--- Data excerpts ---

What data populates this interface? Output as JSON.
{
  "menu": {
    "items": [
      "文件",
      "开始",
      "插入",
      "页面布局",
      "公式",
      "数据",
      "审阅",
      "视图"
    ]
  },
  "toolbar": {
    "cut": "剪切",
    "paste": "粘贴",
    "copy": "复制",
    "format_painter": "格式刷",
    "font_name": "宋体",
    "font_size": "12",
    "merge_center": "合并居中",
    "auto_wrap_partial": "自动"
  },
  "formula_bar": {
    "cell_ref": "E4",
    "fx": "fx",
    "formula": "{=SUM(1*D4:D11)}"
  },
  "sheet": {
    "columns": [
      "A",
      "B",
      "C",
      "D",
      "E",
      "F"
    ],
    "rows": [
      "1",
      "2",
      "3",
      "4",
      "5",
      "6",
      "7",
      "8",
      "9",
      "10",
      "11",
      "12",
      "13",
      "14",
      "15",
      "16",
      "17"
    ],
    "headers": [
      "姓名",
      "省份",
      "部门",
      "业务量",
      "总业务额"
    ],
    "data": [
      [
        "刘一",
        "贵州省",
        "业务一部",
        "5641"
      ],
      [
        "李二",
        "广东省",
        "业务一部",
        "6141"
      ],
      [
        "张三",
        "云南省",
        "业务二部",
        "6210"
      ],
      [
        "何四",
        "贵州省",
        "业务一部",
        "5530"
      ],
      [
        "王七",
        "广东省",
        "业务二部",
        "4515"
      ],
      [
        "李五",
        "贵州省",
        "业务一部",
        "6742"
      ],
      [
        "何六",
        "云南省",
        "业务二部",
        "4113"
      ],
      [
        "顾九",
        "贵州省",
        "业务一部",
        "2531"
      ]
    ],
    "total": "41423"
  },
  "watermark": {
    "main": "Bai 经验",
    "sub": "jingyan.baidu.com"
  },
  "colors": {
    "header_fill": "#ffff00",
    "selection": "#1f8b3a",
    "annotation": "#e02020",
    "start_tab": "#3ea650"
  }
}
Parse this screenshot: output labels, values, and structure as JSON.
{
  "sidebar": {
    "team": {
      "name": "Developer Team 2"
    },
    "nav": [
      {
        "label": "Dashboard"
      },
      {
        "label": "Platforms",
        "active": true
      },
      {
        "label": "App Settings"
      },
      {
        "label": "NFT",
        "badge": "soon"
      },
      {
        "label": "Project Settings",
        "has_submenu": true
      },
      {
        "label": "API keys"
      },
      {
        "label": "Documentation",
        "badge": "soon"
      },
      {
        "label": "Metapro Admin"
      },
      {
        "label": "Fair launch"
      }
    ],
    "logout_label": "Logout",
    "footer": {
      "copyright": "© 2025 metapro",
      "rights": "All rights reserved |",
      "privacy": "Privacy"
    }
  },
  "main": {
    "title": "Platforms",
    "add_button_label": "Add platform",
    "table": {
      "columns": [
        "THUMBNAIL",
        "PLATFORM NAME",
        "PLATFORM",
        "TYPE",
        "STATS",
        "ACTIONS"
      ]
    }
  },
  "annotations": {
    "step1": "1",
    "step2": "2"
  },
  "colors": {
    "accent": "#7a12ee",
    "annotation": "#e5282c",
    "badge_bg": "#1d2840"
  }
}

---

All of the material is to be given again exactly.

What data populates this interface? Output as JSON.
{
  "menu": {
    "items": [
      "文件",
      "开始",
      "插入",
      "页面布局",
      "公式",
      "数据",
      "审阅",
      "视图"
    ]
  },
  "toolbar": {
    "cut": "剪切",
    "paste": "粘贴",
    "copy": "复制",
    "format_painter": "格式刷",
    "font_name": "宋体",
    "font_size": "12",
    "merge_center": "合并居中",
    "auto_wrap_partial": "自动"
  },
  "formula_bar": {
    "cell_ref": "E4",
    "fx": "fx",
    "formula": "{=SUM(1*D4:D11)}"
  },
  "sheet": {
    "columns": [
      "A",
      "B",
      "C",
      "D",
      "E",
      "F"
    ],
    "rows": [
      "1",
      "2",
      "3",
      "4",
      "5",
      "6",
      "7",
      "8",
      "9",
      "10",
      "11",
      "12",
      "13",
      "14",
      "15",
      "16",
      "17"
    ],
    "headers": [
      "姓名",
      "省份",
      "部门",
      "业务量",
      "总业务额"
    ],
    "data": [
      [
        "刘一",
        "贵州省",
        "业务一部",
        "5641"
      ],
      [
        "李二",
        "广东省",
        "业务一部",
        "6141"
      ],
      [
        "张三",
        "云南省",
        "业务二部",
        "6210"
      ],
      [
        "何四",
        "贵州省",
        "业务一部",
        "5530"
      ],
      [
        "王七",
        "广东省",
        "业务二部",
        "4515"
      ],
      [
        "李五",
        "贵州省",
        "业务一部",
        "6742"
      ],
      [
        "何六",
        "云南省",
        "业务二部",
        "4113"
      ],
      [
        "顾九",
        "贵州省",
        "业务一部",
        "2531"
      ]
    ],
    "total": "41423"
  },
  "watermark": {
    "main": "Bai 经验",
    "sub": "jingyan.baidu.com"
  },
  "colors": {
    "header_fill": "#ffff00",
    "selection": "#1f8b3a",
    "annotation": "#e02020",
    "start_tab": "#3ea650"
  }
}
Parse this screenshot: output labels, values, and structure as JSON.
{
  "sidebar": {
    "team": {
      "name": "Developer Team 2"
    },
    "nav": [
      {
        "label": "Dashboard"
      },
      {
        "label": "Platforms",
        "active": true
      },
      {
        "label": "App Settings"
      },
      {
        "label": "NFT",
        "badge": "soon"
      },
      {
        "label": "Project Settings",
        "has_submenu": true
      },
      {
        "label": "API keys"
      },
      {
        "label": "Documentation",
        "badge": "soon"
      },
      {
        "label": "Metapro Admin"
      },
      {
        "label": "Fair launch"
      }
    ],
    "logout_label": "Logout",
    "footer": {
      "copyright": "© 2025 metapro",
      "rights": "All rights reserved |",
      "privacy": "Privacy"
    }
  },
  "main": {
    "title": "Platforms",
    "add_button_label": "Add platform",
    "table": {
      "columns": [
        "THUMBNAIL",
        "PLATFORM NAME",
        "PLATFORM",
        "TYPE",
        "STATS",
        "ACTIONS"
      ]
    }
  },
  "annotations": {
    "step1": "1",
    "step2": "2"
  },
  "colors": {
    "accent": "#7a12ee",
    "annotation": "#e5282c",
    "badge_bg": "#1d2840"
  }
}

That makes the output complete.